DO THE MATH: School bond issue fraught with peril.

The Arkansas Democrat-Gazette today, in article by Cynthia Howell, wrote about the planning and future glories of the  long-overdue new high school for Southwest Little Rock to combine McClellan and J.A. Fair.

What isn’t addressed completely are the vexing financial and governance issues underlying a push to deliver this high school. The Walton Foundation’s paid lobbyist in Little Rock, Gary Newton, who was among the forces pushing for the state takeover of the district, is quoted as pushing for a refinancing bond issue — and construction of the new high school regardless  — because he knows this is popular with a voter segment. He also knows the peril it holds for the school district and has an agenda that’s even more perilous for traditional public education in this city.
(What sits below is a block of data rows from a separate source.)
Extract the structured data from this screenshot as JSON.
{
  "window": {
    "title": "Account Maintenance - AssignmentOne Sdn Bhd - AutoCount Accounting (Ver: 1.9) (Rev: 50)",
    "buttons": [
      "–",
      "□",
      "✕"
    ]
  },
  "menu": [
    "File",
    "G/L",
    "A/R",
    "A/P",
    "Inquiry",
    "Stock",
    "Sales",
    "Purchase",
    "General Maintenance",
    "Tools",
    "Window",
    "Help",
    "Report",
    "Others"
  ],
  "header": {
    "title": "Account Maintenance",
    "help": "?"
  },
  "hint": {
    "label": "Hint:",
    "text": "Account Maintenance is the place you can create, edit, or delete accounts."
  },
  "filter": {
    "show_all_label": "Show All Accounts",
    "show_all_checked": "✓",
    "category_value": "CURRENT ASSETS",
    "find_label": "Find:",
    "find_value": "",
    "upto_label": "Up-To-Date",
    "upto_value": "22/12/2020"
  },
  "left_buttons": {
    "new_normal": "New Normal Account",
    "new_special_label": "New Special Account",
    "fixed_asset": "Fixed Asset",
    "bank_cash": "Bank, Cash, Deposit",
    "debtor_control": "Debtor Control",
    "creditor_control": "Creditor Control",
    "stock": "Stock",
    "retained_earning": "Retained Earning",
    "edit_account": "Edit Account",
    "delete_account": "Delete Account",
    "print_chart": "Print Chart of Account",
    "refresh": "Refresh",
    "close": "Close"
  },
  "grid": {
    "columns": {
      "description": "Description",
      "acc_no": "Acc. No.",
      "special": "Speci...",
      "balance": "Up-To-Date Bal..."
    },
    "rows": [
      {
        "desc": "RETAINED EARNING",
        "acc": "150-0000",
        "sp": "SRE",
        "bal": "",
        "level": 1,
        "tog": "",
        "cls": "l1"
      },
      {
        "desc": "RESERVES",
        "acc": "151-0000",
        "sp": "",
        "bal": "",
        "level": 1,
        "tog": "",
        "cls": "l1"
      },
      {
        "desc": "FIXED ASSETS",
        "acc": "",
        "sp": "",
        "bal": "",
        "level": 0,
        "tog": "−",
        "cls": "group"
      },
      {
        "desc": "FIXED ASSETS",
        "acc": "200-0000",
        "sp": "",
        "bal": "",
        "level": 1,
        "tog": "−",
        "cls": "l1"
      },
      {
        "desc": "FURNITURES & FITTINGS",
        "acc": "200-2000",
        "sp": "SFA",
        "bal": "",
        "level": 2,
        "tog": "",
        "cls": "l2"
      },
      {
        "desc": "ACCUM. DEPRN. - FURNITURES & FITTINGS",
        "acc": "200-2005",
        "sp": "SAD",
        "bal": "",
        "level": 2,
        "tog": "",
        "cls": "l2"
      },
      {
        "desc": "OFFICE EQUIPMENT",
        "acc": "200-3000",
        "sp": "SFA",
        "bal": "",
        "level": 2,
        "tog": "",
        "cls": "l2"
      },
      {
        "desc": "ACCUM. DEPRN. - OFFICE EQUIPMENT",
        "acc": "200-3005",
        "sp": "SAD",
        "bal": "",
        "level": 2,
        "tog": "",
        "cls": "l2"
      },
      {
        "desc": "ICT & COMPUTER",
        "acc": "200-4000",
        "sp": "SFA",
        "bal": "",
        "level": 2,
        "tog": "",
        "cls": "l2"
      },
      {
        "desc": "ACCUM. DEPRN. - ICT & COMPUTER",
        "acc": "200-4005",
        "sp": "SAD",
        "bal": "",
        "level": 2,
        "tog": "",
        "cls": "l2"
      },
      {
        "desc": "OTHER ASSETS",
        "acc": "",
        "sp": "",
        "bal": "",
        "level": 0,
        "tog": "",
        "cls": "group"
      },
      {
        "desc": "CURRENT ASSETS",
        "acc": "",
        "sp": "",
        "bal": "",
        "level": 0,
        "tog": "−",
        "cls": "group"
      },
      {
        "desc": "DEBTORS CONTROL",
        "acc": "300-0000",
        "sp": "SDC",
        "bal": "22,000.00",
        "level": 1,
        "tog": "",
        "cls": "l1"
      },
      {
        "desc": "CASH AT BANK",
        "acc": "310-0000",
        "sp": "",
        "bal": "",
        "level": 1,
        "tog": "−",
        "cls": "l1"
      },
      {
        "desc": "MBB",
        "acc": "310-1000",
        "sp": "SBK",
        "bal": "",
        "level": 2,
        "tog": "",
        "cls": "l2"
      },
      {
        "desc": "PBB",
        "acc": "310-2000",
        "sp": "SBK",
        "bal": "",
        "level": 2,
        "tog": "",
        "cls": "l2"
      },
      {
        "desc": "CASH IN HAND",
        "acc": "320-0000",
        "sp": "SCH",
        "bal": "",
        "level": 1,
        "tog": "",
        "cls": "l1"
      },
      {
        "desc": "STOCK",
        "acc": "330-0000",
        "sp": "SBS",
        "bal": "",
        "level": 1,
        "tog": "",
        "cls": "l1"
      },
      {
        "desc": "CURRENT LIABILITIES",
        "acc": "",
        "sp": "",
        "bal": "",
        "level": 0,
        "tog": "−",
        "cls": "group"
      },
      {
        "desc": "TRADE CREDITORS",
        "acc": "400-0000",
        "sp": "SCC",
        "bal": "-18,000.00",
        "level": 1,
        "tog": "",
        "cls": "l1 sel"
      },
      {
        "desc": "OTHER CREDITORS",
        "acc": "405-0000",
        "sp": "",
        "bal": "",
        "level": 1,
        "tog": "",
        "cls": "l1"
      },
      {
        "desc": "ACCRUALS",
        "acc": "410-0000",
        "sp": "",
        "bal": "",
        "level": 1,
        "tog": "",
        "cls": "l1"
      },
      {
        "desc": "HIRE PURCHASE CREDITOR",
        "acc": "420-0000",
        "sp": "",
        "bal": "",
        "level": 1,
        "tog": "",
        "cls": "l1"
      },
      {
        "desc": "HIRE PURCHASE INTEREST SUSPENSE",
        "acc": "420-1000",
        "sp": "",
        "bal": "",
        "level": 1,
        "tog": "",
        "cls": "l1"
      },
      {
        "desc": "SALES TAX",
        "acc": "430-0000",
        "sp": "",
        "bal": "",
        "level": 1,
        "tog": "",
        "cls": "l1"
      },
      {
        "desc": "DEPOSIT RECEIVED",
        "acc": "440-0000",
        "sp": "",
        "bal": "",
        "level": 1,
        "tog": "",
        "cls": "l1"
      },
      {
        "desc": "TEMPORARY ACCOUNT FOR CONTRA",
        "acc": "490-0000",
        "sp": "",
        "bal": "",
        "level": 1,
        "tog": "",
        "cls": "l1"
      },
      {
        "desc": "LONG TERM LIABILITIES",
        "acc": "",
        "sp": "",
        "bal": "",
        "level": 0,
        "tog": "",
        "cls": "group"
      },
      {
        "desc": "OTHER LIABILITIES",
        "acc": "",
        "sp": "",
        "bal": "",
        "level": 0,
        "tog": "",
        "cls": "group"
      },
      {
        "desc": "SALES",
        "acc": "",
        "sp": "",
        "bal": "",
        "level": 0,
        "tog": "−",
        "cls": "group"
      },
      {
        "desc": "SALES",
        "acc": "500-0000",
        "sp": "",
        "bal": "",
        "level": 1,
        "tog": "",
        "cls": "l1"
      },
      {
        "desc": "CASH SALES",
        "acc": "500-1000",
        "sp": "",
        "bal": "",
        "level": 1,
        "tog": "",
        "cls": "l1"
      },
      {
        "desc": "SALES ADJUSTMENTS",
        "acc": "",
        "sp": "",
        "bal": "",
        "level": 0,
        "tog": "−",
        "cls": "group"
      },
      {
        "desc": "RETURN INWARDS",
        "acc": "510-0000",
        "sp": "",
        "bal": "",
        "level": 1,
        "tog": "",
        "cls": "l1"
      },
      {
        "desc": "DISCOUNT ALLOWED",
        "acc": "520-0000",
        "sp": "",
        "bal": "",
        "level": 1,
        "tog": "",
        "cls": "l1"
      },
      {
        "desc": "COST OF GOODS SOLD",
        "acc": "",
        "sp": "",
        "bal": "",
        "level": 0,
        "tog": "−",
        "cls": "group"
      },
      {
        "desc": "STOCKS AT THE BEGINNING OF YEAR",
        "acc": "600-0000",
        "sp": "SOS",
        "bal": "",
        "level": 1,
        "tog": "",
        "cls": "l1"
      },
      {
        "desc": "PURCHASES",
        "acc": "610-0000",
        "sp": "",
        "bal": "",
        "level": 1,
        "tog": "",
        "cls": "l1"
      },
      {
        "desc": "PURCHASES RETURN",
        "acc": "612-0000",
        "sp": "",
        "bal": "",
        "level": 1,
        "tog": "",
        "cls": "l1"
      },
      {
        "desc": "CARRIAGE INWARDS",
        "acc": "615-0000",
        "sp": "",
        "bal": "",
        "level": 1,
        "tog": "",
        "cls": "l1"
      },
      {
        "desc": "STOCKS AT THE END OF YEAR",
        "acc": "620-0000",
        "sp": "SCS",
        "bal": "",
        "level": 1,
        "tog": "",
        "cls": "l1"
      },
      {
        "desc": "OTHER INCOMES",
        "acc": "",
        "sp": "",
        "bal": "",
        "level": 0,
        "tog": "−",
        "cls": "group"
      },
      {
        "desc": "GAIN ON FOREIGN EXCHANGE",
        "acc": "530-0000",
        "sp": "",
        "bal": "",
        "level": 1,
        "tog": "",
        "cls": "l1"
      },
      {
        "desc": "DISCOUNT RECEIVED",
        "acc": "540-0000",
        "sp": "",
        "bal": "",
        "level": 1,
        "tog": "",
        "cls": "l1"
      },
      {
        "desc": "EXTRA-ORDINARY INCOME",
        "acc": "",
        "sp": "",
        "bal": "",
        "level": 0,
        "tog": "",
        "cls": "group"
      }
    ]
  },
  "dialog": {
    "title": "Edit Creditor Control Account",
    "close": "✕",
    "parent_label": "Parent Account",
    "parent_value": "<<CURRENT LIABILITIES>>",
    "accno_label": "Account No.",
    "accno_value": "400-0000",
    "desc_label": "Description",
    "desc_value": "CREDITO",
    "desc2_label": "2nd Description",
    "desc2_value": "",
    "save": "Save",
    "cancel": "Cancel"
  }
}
I’ve written before about my reluctance to back a vote refinancing existing construction debt to add $160 million more to pay for the high school and other projects. Such a vote wouldn’t raise the millage, but it will extend construction debt payments by 14 years, at a cost of perhaps $250 million dollars. Two problems with that:

1) The decider is the school board, meaning Johnny Key, the state education commissioner, because the district in state control. He’s been an advocate of privatization of Little Rock Schools. He’s provided no assurances of a return to local control. He’s endorsed continued operation of failing charter schools. He’s endorsed expansion of existing charter schools that draw hundreds of students — and $6,600 or so in sate support for each lost student — away from the school district.


2) A refinancing of construction debt will commit ALL the $14 million or so in annual construction millage revenue solely to construction bonds. Thanks to past growth in tax base, a significant amount of that revenue now goes to operations. In short, refinancing construction bonds will require new cuts in the operating budget to make up for the lost excess revenue from construction debt.

The loss of 400 students in enrollment this year will hit revenues next year, a drop of some $2.5 million. Add millions more if all debt service must apply to debt and no longer provide operating cushion. If the property tax base continues to grow some of the loss will recouped in time, but a great deal of Little Rock’s growth area lies outside the Little Rock School District.


When eStem and LISA charter school expansions are in full flower, another large group of children and the revenues that accompany them will be gone. That, in turn, seems likely to increase the percentage in Little Rock schools of English language learners, poverty children and special education children — all low on the interest scale among charter schools. Categorical support for these children doesn’t begin to cover costs.

To quote someone who’s studied the issue:

The borrowing of $160 million at this point, without some accommodation for the cuts that are already necessary, the operations cuts needed to fund the additional debt service, and the cuts from enrollment losses seems to be  fiscally dangerous.

This is an argument made, in passing and deep in the D-G article, by former School Board member Jim Ross. He speculates that creation of fiscal distress is just another means to extend state control over the district. You need not agree with this conspiracy theory to agree that the  simple arithmetic is problematic.

Another school supporter — but one who happens to have endorsed the school takeover and the forming plan for a special election on a bond refinance — sees it differently.


What are the options? We can turn the school district over to the charters which I don’t want to do. I totally get what is happening with their drain of students, but I have to work with the hand I am dealt and I worry about the kids that will be left and I do not want to abandon them. They will still live here and need a boost. In a refinancing, about half the money would go to build a southwest high school and reprogram McClellan which is a disaster.

I think we have to have a two-prong approach— preserve our facilities and create new facilities that will also bring efficiencies and maybe begin to attract people back or we just give up. I am not ready to give up and no matter what, the experts tell me that we will still need to service about 20,000 students if there was further drain. They may be the more difficult students but we have to do something. I am against continually renewing charters that are failing and don’t know what that is about.

I have Asa, a state board and a few other things I obviously cannot control. What do you do? I just keep moving in hopes that we can gain some stability and a path that shows promise and progress in spite of the obstacles. I  just can’t see doing nothing and the refinancing sounds reasonable. Some of your and my more moderate to liberal friends wish there could even be a millage increase, but I don’t see that happening right now.

And there you have the dilemma. The district needs more money — even a tax INCREASE, which I’d happily support if I didn’t think the state education leadership that controls the district ultimately plots for its demise.  Some promises from Johnny Key on return of control and equity in accountability — no takeover of Little Rock while failing charters are allowed to operate and expand, for example — might change my outlook. But history suggests no reassurances will be forthcoming. And many in the legislature are spoiling to destroy the Little Rock School District.

Bottom line: I fear and loathe the idea of putting a quarter of a billion dollars of tax money into new schools destined to be taken over by private, unaccountable charter school management corporations.